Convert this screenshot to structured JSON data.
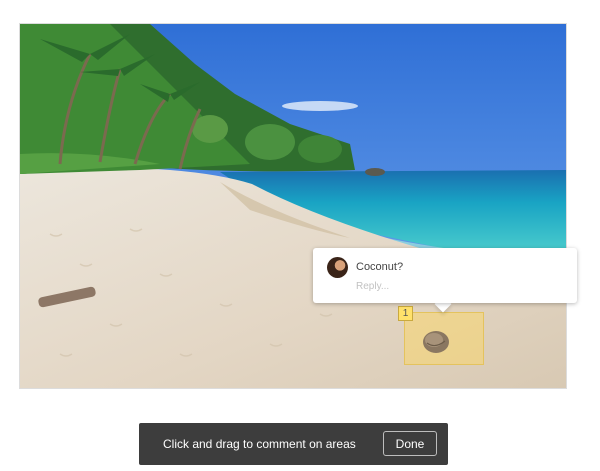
{
  "annotation": {
    "number": "1",
    "comment": {
      "text": "Coconut?",
      "reply_placeholder": "Reply..."
    }
  },
  "toolbar": {
    "instruction": "Click and drag to comment on areas",
    "done_label": "Done"
  }
}
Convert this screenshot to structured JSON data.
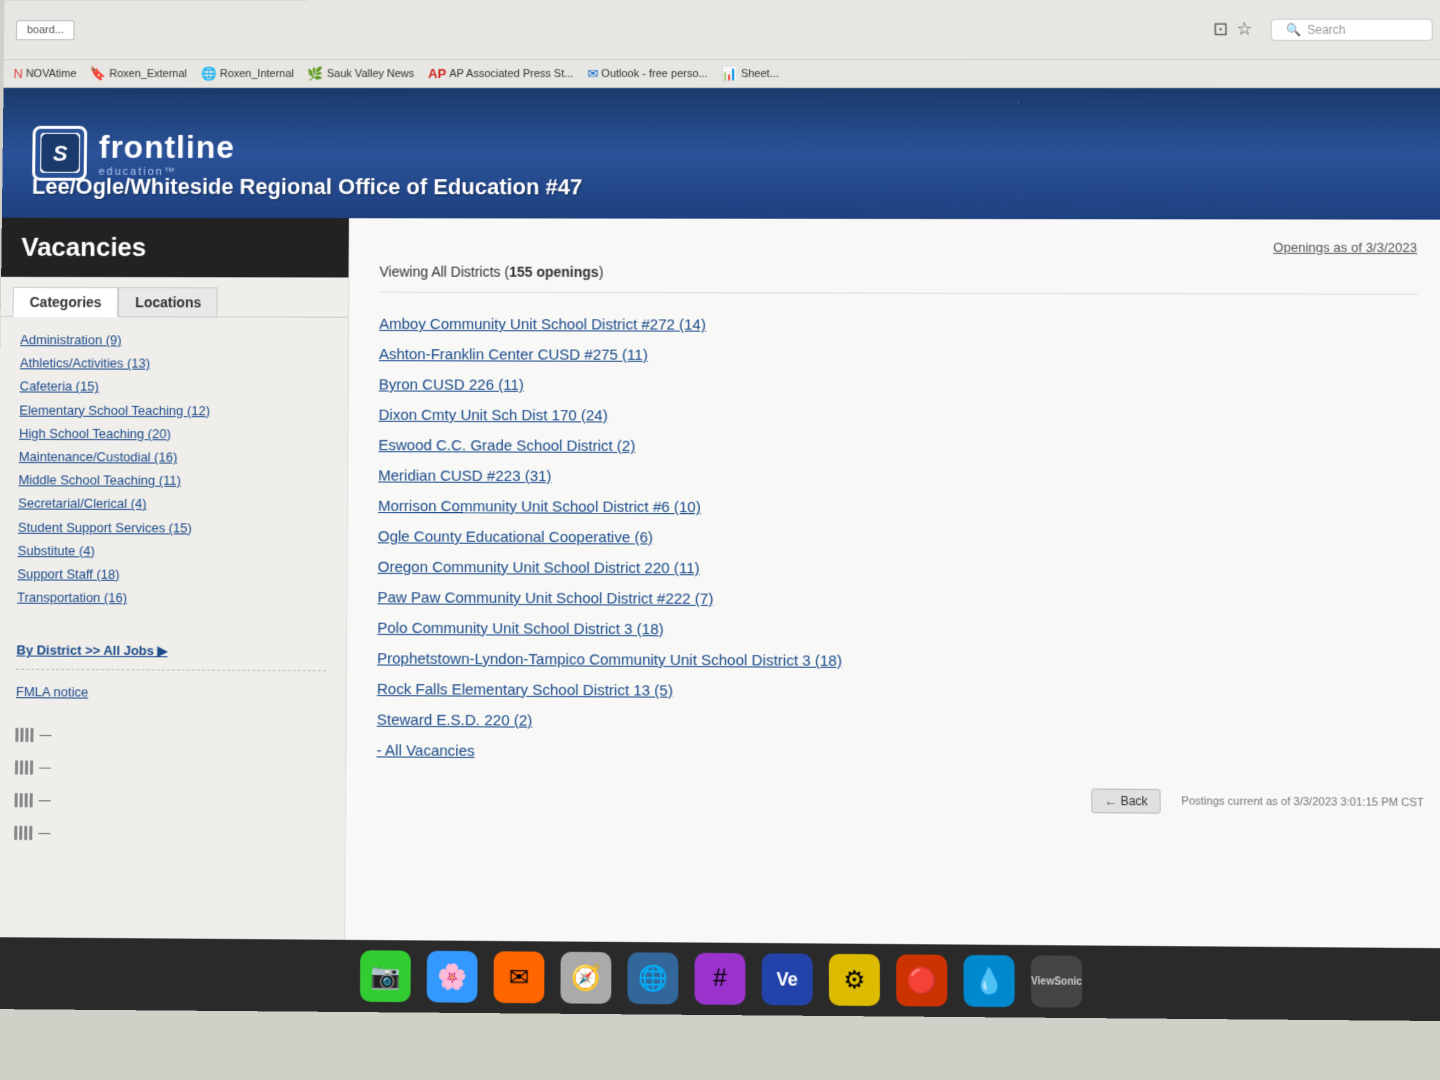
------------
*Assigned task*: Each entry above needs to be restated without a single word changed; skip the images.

*Solution for this task*:
Convert this screenshot to structured JSON data.
{
  "annotation": {
    "number": "1",
    "comment": {
      "text": "Coconut?",
      "reply_placeholder": "Reply..."
    }
  },
  "toolbar": {
    "instruction": "Click and drag to comment on areas",
    "done_label": "Done"
  }
}
Convert this screenshot to structured JSON data.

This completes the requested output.